Student 15 said adverbs.
Student 6 just shrugged.

Thursday, 16 August 2018

ROUND TWO - Intro - Learn - Gather Evidence

Now the new junior curriculum is being implemented, it’s time to focus on how it is impacting achievement of Maori students in junior science.

The area identified as impacting learner achievement most significantly in our cluster is the ability of our students at all year levels to read and write.

What is the problem, what is currently being done, what is working, and how can we improve?

There are six Maori students in my year 9 class. In answer to the question "what is the problem?" - let us look at their reading/writing e-aSSTle data. 

Students arriving at secondary school should be reading and writing at Level 4 or 5 of the curriculum. 

Only Student 15 is reading and writing at a level appropriate for a Year 9. 

Student 12 is writing at a Year 9 level but their reading is not, while Student 1 is able to read at a Year 9 age but their writing is at the level of an average New Zealand Year 5 or 6 student. 

What is currently being done? At Tamaki College we use the Accelerated Reader programme during Year 9 and 10 to increase the reading mileage of students, and scaffold their reading to a level that is both challenging yet achievable to them.

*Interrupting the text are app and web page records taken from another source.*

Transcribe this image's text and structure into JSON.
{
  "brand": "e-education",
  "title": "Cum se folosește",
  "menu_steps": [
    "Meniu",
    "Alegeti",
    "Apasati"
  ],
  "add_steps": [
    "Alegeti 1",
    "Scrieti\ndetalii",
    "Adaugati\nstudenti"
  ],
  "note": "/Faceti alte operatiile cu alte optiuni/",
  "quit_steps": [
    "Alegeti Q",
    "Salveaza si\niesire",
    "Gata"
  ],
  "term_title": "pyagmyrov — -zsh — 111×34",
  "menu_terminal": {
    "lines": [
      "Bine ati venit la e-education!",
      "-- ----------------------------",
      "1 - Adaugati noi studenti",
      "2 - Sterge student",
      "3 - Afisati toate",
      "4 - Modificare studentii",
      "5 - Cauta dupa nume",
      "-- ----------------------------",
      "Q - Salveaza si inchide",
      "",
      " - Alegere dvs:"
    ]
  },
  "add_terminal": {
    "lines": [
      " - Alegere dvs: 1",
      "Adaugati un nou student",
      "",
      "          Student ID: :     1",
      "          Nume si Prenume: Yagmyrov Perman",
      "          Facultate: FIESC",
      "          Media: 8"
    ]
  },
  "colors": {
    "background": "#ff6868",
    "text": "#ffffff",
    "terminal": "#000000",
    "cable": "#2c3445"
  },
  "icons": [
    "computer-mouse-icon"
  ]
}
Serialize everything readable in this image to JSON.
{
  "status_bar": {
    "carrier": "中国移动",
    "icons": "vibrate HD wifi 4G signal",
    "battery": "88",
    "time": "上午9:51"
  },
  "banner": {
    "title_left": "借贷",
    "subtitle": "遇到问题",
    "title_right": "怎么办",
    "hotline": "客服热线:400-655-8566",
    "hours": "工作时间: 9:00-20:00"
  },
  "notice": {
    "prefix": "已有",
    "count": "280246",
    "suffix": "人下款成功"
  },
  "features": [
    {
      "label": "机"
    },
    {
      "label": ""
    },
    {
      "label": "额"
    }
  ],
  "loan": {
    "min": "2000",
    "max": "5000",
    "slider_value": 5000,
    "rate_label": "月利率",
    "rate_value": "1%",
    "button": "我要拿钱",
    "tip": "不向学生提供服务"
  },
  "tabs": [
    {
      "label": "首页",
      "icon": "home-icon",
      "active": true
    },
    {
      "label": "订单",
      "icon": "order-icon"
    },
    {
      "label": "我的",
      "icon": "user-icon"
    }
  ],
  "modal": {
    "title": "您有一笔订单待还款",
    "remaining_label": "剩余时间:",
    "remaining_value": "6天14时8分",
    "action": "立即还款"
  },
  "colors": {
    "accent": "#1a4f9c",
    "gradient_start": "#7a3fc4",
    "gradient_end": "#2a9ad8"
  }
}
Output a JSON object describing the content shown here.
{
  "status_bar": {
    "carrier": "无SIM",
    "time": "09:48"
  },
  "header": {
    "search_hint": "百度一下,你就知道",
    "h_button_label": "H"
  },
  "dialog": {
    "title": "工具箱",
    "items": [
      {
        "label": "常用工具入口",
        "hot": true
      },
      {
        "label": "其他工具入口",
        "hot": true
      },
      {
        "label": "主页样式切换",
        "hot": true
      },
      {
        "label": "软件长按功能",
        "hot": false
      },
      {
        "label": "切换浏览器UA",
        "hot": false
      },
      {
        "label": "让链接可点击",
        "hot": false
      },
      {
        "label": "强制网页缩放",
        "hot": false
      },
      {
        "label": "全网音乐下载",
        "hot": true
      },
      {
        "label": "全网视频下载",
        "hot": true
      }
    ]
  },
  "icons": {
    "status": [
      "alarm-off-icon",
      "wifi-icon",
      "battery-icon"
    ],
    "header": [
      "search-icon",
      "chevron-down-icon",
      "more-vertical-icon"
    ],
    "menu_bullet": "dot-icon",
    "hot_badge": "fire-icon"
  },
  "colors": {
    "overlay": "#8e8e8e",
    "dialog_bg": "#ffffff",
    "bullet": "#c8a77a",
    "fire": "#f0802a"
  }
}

Students are guided to select books at the appropriate level (based on their initial scores and suggested Zone of Proximal Development) for them. Each day students read for a minimum of 20 minutes and during one English period a week they read for 50 minutes. When they complete a book, students complete a short quiz on the content of the book to check they read and understood it; score too low and they will be guided to an easier book, while a perfect 100% score means the book was too simple for them! The AR programme aims to extend students' reading abilities.

What is currently being done in science is largely up to the teacher. When I designed the new junior units I've tried to include some 'wide and deep' literacy units and each theme has readings attached to it. Now that I've progressed further through my inquiry into supporting literacy I realise there is so much more that can be done.

How can we improve?

That is the question that I will be focussing on during my second round of inquiry this year. I will still be focussing on Achievement Challenge 1: Raise Maori achievement through the development of cultural visibility and responsive practices across the pathway as measured by agreed reading targets for Years 1-10 and NCEA for Years 11-13.

However, I am also interested in writing, so some of that may creep in too!

I have given my second-round inquiry the title "Raising Maori student achievement by improving literacy in Science."

Here's the link to my initial outline.

Friday, 27 July 2018

Share - Reflect - Data Analysis

Week two with the Year 9 SOLO learning - does the pattern continue?
Week two is about the concept of natural selection!
Here are the learning outcomes for each SOLO level:

Here's what the rangaranga maha activity looks like:

At the end of the week I gathered data using this quizizz (only 10 questions) and then plotted it against their highest level of work completion:

Next I found an average quiz score for those who completed each SOLO level:

I found a similar pattern to last week :)

Once again I showed this to the class to reinforce that the more effort you put in to your learning, the more you learn!